By Anote Ajeluorou
Itoya – A Dance for Africa
It started with A Feast of Return, where he told South Africa in new poetic dance drama. He confessed to being challenged by a South African what a bloody Nigerian knew or had to say about the rainbow nation. But his adversity had emerged from the theatre in London to mumble his apology. That poetic excursion into dance drama was in far away in London before he settled for his poetry again and forgot. Or so everyone thought.
But it took several years later before he could settle down to another dance drama. This time, it’s Nigeria the Beautiful. Indeed, seeing all the melodrama that Nigeria has become, especially in recent years with the story of sleaze brazenly told on prime time TV, it’s a wonder such Odia Ofeimun, gadfly of the public space and social critic, could see something beautiful about he beloved country Nigeria.

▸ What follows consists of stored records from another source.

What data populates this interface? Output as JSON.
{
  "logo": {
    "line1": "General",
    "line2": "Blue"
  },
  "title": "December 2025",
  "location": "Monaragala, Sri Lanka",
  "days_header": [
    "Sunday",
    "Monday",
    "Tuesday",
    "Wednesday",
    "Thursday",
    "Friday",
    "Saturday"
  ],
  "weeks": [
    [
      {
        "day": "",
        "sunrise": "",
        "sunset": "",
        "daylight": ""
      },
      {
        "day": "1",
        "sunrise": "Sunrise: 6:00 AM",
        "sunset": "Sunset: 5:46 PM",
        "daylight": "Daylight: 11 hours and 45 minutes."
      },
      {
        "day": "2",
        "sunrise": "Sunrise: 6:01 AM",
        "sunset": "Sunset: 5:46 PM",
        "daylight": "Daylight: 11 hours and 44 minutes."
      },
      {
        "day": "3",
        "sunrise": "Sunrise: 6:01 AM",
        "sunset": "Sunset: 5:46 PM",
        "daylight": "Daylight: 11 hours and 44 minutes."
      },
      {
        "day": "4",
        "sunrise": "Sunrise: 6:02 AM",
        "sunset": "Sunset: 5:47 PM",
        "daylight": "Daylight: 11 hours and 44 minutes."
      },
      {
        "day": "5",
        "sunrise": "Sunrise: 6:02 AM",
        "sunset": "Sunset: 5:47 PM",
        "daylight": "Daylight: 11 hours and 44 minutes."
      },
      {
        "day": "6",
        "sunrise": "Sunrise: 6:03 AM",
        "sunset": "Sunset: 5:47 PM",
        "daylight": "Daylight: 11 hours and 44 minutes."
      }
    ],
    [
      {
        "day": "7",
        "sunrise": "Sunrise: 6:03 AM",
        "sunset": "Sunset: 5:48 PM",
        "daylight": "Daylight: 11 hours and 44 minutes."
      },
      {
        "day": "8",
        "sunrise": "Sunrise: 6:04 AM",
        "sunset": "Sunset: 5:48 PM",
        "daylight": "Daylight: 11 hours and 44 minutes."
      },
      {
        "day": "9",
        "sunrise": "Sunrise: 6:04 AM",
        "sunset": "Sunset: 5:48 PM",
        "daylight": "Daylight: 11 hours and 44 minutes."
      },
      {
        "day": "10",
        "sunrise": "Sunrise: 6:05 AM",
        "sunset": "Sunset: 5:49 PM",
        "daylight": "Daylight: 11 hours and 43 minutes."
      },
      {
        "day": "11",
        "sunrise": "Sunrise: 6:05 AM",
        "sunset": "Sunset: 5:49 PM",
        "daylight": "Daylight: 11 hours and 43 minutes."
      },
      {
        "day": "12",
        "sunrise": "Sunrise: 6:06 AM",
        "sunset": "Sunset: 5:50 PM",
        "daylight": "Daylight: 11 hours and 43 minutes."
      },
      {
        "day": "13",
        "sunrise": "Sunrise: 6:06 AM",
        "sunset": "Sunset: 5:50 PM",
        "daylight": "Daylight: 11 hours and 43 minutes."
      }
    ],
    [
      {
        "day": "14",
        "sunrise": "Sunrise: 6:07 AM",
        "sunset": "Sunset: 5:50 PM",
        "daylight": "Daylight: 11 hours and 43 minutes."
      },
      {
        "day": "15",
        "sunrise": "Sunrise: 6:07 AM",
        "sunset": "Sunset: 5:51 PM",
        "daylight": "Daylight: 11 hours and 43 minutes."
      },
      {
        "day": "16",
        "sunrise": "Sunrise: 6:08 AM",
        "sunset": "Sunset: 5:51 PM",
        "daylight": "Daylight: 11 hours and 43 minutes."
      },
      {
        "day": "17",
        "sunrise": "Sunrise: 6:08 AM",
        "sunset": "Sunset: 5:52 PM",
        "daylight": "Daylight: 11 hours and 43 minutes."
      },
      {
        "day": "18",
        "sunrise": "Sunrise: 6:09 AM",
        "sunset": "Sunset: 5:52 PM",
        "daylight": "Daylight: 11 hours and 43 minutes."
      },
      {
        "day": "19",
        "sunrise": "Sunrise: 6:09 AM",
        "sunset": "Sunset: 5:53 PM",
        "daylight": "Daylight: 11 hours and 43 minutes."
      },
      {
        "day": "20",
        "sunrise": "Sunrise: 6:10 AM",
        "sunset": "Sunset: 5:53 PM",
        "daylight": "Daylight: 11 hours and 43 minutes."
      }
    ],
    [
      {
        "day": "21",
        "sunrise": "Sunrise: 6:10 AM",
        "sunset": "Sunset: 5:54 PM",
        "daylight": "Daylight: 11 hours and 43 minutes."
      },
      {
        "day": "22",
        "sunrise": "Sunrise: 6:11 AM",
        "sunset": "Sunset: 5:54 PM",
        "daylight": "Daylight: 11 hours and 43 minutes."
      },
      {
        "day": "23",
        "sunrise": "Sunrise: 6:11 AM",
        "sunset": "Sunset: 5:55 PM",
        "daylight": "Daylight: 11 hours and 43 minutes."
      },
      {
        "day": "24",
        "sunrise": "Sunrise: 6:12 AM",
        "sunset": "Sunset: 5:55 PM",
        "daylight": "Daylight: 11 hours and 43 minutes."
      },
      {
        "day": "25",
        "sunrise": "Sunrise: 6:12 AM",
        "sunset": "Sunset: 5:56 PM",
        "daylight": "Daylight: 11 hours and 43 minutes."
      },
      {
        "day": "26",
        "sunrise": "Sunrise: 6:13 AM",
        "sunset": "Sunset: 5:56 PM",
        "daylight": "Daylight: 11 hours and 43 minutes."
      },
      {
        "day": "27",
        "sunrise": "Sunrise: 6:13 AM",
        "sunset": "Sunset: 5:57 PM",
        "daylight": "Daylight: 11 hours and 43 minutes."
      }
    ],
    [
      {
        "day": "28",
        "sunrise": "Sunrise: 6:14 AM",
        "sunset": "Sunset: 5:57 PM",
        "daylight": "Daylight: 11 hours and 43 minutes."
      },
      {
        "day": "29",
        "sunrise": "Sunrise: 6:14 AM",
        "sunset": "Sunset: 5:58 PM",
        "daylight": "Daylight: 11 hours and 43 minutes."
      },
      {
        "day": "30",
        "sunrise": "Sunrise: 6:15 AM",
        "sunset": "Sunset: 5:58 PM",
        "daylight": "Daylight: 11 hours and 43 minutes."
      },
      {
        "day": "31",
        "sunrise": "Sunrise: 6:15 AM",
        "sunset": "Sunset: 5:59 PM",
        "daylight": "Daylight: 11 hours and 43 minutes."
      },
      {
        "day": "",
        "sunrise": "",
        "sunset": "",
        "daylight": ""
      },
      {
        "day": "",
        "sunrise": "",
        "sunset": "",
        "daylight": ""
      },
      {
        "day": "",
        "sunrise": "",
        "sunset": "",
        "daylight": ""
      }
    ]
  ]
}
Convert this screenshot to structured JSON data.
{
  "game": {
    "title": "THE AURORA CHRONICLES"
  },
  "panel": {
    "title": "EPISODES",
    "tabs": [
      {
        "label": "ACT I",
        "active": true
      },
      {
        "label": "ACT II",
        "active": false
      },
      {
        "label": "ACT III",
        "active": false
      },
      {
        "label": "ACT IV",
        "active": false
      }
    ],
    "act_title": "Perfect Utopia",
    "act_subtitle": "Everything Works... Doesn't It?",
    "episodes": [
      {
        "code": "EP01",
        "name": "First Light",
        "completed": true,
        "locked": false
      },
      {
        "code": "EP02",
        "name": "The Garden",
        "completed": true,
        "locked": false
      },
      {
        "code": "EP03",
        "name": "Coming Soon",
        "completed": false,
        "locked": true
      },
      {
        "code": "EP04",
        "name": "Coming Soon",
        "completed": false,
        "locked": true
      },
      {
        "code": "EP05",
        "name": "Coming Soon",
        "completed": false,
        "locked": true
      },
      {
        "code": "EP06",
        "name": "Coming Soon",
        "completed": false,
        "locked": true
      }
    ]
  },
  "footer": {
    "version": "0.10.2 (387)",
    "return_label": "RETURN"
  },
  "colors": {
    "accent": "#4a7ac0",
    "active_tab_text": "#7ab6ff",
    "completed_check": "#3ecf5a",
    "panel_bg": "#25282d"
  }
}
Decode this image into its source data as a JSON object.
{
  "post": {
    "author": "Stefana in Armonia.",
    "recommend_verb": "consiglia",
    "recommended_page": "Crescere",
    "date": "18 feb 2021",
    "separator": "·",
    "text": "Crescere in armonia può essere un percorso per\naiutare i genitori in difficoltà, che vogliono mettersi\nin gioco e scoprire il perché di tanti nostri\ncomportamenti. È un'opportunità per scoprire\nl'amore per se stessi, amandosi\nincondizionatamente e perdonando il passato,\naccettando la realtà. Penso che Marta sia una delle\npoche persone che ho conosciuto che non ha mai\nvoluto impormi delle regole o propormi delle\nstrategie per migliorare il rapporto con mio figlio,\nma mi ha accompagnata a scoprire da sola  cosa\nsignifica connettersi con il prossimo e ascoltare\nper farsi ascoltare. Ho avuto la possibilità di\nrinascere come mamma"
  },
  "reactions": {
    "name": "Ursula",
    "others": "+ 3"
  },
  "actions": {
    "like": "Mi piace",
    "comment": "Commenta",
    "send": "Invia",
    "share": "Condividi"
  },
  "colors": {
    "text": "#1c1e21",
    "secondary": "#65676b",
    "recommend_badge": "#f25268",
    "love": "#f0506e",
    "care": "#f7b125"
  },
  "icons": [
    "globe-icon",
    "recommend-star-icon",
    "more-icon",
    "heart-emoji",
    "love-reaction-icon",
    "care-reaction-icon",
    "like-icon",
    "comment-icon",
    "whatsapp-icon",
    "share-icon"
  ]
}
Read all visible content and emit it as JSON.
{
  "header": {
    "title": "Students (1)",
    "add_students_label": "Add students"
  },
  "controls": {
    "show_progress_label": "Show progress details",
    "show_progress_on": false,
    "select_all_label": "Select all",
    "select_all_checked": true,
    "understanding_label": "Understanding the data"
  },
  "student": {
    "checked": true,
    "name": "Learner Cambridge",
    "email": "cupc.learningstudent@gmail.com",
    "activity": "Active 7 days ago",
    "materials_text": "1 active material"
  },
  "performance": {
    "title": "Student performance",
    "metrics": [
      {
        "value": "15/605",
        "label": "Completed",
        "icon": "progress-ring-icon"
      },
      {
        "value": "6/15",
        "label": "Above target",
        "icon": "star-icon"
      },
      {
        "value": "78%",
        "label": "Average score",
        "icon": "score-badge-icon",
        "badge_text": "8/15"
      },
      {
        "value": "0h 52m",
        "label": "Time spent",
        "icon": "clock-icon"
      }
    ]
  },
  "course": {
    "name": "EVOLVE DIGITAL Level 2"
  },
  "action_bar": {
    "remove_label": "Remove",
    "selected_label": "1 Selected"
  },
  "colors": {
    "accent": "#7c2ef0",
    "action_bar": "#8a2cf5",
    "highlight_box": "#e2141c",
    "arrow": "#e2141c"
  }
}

His eminent guests didn’t spare him last Friday when he celebrated on that score. Indeed, what is beautiful about Nigeria? Ofeimu had his ready answer. So, he asked rethorically, “What is good about Nigeria? It’s the variousness that we quarrel with. There must be a reason why God made us various. If we can work it out, the world will be envy us. There are very few countries in the world where people suffer and still have hope in tomorrow. There are dreams that just won’t die. That is only possible only in Nigeria”.
It’s this capacity to see hope, light in the midst of darkness that has become the hallmark of the Nigerian writer for which Ofeimun is an embodiment. After Nigeria the Beautiful,Ofeimun’s new dance drama is the story of the origin of Africa’s problems. As literary sage, Chinua Achebe famous propounded, ‘If you don’t know where the rain started beating you, you will not know when it stopped beating you’. For Nigeria, or indeed, Africa to be the country and continent of pride, they must recognize where they are coming from, the story of the suffering and pain and blood that have become their hallmark (for Itoya means ‘I can’t tell you all the suffering I’ve been through’).
Although only a sneak preview was put on stage as teaser, it was clear that Ofeimun has appropriated the dance drama genre for himself in his masterly evocation of grand poetic idiom, vigorous dance performance and dramatic output. With his unassuming director, Felix Okolo, it is clear the future of stage or live theatre belongs Ofeimun. Uniquely also, he does not charge fees. He manages to find a sponsor who buys his performance wholesale and throws it open to the public. Certainly, it ‘s only Ofeimun who can pull off such feat in a season of drought for the live theatre.
And so between Nisi George and ????, the audience is made to experience the critical, turning point moment when the continent received visitors from faraway that turned the tide and changed the fate of a once happy people and exposed them to all manners of indignities ever a race could suffer for the greed of others. Now, with the African world so twisted out of joint, Ofeimun does not prescribe a romantic view of returning to past in Negritude fashion. Rather, he proposes a mastery of the invaders ways as a prelude to conquering both himself and the wider world!